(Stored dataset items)
────────

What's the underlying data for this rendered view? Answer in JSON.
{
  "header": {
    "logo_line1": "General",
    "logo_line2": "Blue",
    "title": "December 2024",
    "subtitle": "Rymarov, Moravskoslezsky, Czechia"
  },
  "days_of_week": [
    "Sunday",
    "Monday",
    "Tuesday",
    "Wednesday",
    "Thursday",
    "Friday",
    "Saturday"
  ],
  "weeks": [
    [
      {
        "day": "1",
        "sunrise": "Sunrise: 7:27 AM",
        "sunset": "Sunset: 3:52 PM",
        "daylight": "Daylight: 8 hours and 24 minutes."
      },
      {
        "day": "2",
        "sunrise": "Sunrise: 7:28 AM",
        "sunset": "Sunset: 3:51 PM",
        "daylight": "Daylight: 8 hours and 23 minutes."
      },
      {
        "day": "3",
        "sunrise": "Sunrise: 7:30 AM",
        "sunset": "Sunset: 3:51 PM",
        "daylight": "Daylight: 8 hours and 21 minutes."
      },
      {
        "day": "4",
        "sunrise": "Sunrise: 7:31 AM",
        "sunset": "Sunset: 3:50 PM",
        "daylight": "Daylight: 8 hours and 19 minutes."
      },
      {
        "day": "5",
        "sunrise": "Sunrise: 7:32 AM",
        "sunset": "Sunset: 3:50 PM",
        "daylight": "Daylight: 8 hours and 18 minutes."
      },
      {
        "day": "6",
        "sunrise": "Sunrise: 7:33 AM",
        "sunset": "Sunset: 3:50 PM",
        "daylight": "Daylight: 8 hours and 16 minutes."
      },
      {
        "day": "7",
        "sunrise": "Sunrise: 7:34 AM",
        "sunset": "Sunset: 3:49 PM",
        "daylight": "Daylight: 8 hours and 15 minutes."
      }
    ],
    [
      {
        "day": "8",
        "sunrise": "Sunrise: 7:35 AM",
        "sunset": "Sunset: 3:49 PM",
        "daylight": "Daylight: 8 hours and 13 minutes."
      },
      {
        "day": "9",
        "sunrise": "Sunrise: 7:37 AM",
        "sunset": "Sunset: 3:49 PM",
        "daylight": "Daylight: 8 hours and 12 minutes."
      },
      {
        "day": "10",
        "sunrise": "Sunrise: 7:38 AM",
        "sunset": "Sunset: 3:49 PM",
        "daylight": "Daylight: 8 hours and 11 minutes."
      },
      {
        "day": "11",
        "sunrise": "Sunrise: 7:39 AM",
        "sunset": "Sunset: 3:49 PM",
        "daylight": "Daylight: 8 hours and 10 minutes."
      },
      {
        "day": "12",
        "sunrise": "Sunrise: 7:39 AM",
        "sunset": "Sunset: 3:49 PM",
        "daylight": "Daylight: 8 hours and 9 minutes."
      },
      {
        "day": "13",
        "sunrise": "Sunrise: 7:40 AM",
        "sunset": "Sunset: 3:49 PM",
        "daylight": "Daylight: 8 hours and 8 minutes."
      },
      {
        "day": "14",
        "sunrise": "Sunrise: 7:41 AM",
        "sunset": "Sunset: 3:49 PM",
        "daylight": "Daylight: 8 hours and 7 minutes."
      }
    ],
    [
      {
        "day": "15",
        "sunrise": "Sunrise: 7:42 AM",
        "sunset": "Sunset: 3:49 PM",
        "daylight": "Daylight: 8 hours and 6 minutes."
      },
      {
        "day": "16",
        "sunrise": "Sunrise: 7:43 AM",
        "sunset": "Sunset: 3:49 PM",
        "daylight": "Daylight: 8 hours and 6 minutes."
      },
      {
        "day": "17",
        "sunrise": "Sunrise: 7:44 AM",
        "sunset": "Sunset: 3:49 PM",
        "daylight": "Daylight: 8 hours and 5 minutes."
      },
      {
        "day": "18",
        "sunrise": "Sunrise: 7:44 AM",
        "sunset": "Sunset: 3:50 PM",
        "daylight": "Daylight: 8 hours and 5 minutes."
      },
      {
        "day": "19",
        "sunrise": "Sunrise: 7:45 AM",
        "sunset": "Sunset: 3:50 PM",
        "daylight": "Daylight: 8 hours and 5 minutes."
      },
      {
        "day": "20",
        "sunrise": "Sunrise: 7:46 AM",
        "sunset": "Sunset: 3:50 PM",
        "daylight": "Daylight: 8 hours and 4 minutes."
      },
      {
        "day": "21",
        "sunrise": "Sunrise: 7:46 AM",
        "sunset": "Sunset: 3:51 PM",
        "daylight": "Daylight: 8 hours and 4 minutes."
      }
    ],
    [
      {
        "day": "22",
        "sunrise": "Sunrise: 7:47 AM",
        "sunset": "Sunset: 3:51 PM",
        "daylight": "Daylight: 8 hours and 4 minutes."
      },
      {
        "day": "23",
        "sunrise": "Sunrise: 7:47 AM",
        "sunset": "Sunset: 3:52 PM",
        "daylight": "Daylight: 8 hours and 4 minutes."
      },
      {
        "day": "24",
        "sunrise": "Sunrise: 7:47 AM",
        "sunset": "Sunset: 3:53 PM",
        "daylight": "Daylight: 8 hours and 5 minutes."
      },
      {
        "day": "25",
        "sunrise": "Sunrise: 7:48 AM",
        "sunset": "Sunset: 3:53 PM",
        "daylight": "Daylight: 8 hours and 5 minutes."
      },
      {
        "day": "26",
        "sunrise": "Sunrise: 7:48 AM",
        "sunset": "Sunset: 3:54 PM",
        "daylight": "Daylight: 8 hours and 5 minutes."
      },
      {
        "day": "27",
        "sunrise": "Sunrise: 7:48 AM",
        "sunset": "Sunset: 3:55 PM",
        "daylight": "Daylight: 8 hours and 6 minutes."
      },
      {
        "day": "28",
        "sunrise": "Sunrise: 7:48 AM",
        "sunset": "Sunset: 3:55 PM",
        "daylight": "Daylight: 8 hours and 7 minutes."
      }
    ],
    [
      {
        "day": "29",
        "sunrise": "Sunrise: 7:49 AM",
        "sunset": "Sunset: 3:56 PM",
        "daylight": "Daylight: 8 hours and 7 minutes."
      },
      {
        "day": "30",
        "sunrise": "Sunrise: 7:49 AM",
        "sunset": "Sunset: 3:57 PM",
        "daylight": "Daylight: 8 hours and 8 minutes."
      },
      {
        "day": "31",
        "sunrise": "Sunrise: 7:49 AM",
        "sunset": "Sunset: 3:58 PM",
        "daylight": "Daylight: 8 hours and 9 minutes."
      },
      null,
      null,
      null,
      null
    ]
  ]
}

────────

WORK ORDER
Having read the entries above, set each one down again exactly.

RESPONSE BELOW
What's the underlying data for this rendered view? Answer in JSON.
{
  "header": {
    "logo_line1": "General",
    "logo_line2": "Blue",
    "title": "December 2024",
    "subtitle": "Rymarov, Moravskoslezsky, Czechia"
  },
  "days_of_week": [
    "Sunday",
    "Monday",
    "Tuesday",
    "Wednesday",
    "Thursday",
    "Friday",
    "Saturday"
  ],
  "weeks": [
    [
      {
        "day": "1",
        "sunrise": "Sunrise: 7:27 AM",
        "sunset": "Sunset: 3:52 PM",
        "daylight": "Daylight: 8 hours and 24 minutes."
      },
      {
        "day": "2",
        "sunrise": "Sunrise: 7:28 AM",
        "sunset": "Sunset: 3:51 PM",
        "daylight": "Daylight: 8 hours and 23 minutes."
      },
      {
        "day": "3",
        "sunrise": "Sunrise: 7:30 AM",
        "sunset": "Sunset: 3:51 PM",
        "daylight": "Daylight: 8 hours and 21 minutes."
      },
      {
        "day": "4",
        "sunrise": "Sunrise: 7:31 AM",
        "sunset": "Sunset: 3:50 PM",
        "daylight": "Daylight: 8 hours and 19 minutes."
      },
      {
        "day": "5",
        "sunrise": "Sunrise: 7:32 AM",
        "sunset": "Sunset: 3:50 PM",
        "daylight": "Daylight: 8 hours and 18 minutes."
      },
      {
        "day": "6",
        "sunrise": "Sunrise: 7:33 AM",
        "sunset": "Sunset: 3:50 PM",
        "daylight": "Daylight: 8 hours and 16 minutes."
      },
      {
        "day": "7",
        "sunrise": "Sunrise: 7:34 AM",
        "sunset": "Sunset: 3:49 PM",
        "daylight": "Daylight: 8 hours and 15 minutes."
      }
    ],
    [
      {
        "day": "8",
        "sunrise": "Sunrise: 7:35 AM",
        "sunset": "Sunset: 3:49 PM",
        "daylight": "Daylight: 8 hours and 13 minutes."
      },
      {
        "day": "9",
        "sunrise": "Sunrise: 7:37 AM",
        "sunset": "Sunset: 3:49 PM",
        "daylight": "Daylight: 8 hours and 12 minutes."
      },
      {
        "day": "10",
        "sunrise": "Sunrise: 7:38 AM",
        "sunset": "Sunset: 3:49 PM",
        "daylight": "Daylight: 8 hours and 11 minutes."
      },
      {
        "day": "11",
        "sunrise": "Sunrise: 7:39 AM",
        "sunset": "Sunset: 3:49 PM",
        "daylight": "Daylight: 8 hours and 10 minutes."
      },
      {
        "day": "12",
        "sunrise": "Sunrise: 7:39 AM",
        "sunset": "Sunset: 3:49 PM",
        "daylight": "Daylight: 8 hours and 9 minutes."
      },
      {
        "day": "13",
        "sunrise": "Sunrise: 7:40 AM",
        "sunset": "Sunset: 3:49 PM",
        "daylight": "Daylight: 8 hours and 8 minutes."
      },
      {
        "day": "14",
        "sunrise": "Sunrise: 7:41 AM",
        "sunset": "Sunset: 3:49 PM",
        "daylight": "Daylight: 8 hours and 7 minutes."
      }
    ],
    [
      {
        "day": "15",
        "sunrise": "Sunrise: 7:42 AM",
        "sunset": "Sunset: 3:49 PM",
        "daylight": "Daylight: 8 hours and 6 minutes."
      },
      {
        "day": "16",
        "sunrise": "Sunrise: 7:43 AM",
        "sunset": "Sunset: 3:49 PM",
        "daylight": "Daylight: 8 hours and 6 minutes."
      },
      {
        "day": "17",
        "sunrise": "Sunrise: 7:44 AM",
        "sunset": "Sunset: 3:49 PM",
        "daylight": "Daylight: 8 hours and 5 minutes."
      },
      {
        "day": "18",
        "sunrise": "Sunrise: 7:44 AM",
        "sunset": "Sunset: 3:50 PM",
        "daylight": "Daylight: 8 hours and 5 minutes."
      },
      {
        "day": "19",
        "sunrise": "Sunrise: 7:45 AM",
        "sunset": "Sunset: 3:50 PM",
        "daylight": "Daylight: 8 hours and 5 minutes."
      },
      {
        "day": "20",
        "sunrise": "Sunrise: 7:46 AM",
        "sunset": "Sunset: 3:50 PM",
        "daylight": "Daylight: 8 hours and 4 minutes."
      },
      {
        "day": "21",
        "sunrise": "Sunrise: 7:46 AM",
        "sunset": "Sunset: 3:51 PM",
        "daylight": "Daylight: 8 hours and 4 minutes."
      }
    ],
    [
      {
        "day": "22",
        "sunrise": "Sunrise: 7:47 AM",
        "sunset": "Sunset: 3:51 PM",
        "daylight": "Daylight: 8 hours and 4 minutes."
      },
      {
        "day": "23",
        "sunrise": "Sunrise: 7:47 AM",
        "sunset": "Sunset: 3:52 PM",
        "daylight": "Daylight: 8 hours and 4 minutes."
      },
      {
        "day": "24",
        "sunrise": "Sunrise: 7:47 AM",
        "sunset": "Sunset: 3:53 PM",
        "daylight": "Daylight: 8 hours and 5 minutes."
      },
      {
        "day": "25",
        "sunrise": "Sunrise: 7:48 AM",
        "sunset": "Sunset: 3:53 PM",
        "daylight": "Daylight: 8 hours and 5 minutes."
      },
      {
        "day": "26",
        "sunrise": "Sunrise: 7:48 AM",
        "sunset": "Sunset: 3:54 PM",
        "daylight": "Daylight: 8 hours and 5 minutes."
      },
      {
        "day": "27",
        "sunrise": "Sunrise: 7:48 AM",
        "sunset": "Sunset: 3:55 PM",
        "daylight": "Daylight: 8 hours and 6 minutes."
      },
      {
        "day": "28",
        "sunrise": "Sunrise: 7:48 AM",
        "sunset": "Sunset: 3:55 PM",
        "daylight": "Daylight: 8 hours and 7 minutes."
      }
    ],
    [
      {
        "day": "29",
        "sunrise": "Sunrise: 7:49 AM",
        "sunset": "Sunset: 3:56 PM",
        "daylight": "Daylight: 8 hours and 7 minutes."
      },
      {
        "day": "30",
        "sunrise": "Sunrise: 7:49 AM",
        "sunset": "Sunset: 3:57 PM",
        "daylight": "Daylight: 8 hours and 8 minutes."
      },
      {
        "day": "31",
        "sunrise": "Sunrise: 7:49 AM",
        "sunset": "Sunset: 3:58 PM",
        "daylight": "Daylight: 8 hours and 9 minutes."
      },
      null,
      null,
      null,
      null
    ]
  ]
}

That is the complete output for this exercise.